TASK STATEMENT: State how many lines in the entries below include the string "title", and give nothing beyond that number.

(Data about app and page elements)
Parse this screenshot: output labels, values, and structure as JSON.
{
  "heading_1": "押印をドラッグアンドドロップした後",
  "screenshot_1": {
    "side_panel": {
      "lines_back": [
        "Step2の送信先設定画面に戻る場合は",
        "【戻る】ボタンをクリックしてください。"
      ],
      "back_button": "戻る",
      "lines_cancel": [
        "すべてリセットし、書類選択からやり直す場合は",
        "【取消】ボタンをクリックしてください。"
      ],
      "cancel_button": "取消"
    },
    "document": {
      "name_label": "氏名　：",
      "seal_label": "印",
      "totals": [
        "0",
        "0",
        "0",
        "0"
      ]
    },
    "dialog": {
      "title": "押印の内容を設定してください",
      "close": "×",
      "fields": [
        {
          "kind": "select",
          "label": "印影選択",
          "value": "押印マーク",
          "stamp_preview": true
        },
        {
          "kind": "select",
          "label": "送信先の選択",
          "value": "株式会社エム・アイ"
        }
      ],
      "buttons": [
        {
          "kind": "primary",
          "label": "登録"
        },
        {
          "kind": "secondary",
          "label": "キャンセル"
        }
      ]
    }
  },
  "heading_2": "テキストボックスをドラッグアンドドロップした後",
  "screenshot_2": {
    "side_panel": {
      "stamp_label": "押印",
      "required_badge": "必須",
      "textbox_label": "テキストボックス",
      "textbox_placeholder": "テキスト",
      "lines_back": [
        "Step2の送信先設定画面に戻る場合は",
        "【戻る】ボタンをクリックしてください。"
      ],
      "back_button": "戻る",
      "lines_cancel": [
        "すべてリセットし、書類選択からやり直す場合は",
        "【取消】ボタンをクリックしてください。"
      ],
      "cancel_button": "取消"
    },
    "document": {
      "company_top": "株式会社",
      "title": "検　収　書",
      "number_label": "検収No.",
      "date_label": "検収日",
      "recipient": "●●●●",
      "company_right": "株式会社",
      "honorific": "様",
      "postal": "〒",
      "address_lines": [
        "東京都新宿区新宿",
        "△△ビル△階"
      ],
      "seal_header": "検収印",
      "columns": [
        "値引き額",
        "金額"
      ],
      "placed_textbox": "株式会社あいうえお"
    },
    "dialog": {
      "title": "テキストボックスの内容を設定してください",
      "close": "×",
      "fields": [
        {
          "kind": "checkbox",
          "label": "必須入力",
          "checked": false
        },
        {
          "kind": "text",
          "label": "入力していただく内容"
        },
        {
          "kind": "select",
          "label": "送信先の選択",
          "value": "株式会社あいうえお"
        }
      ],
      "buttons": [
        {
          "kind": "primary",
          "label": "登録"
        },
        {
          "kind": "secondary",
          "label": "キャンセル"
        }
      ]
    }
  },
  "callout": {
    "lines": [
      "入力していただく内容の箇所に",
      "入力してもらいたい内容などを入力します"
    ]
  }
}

TASK RESPONSE: 3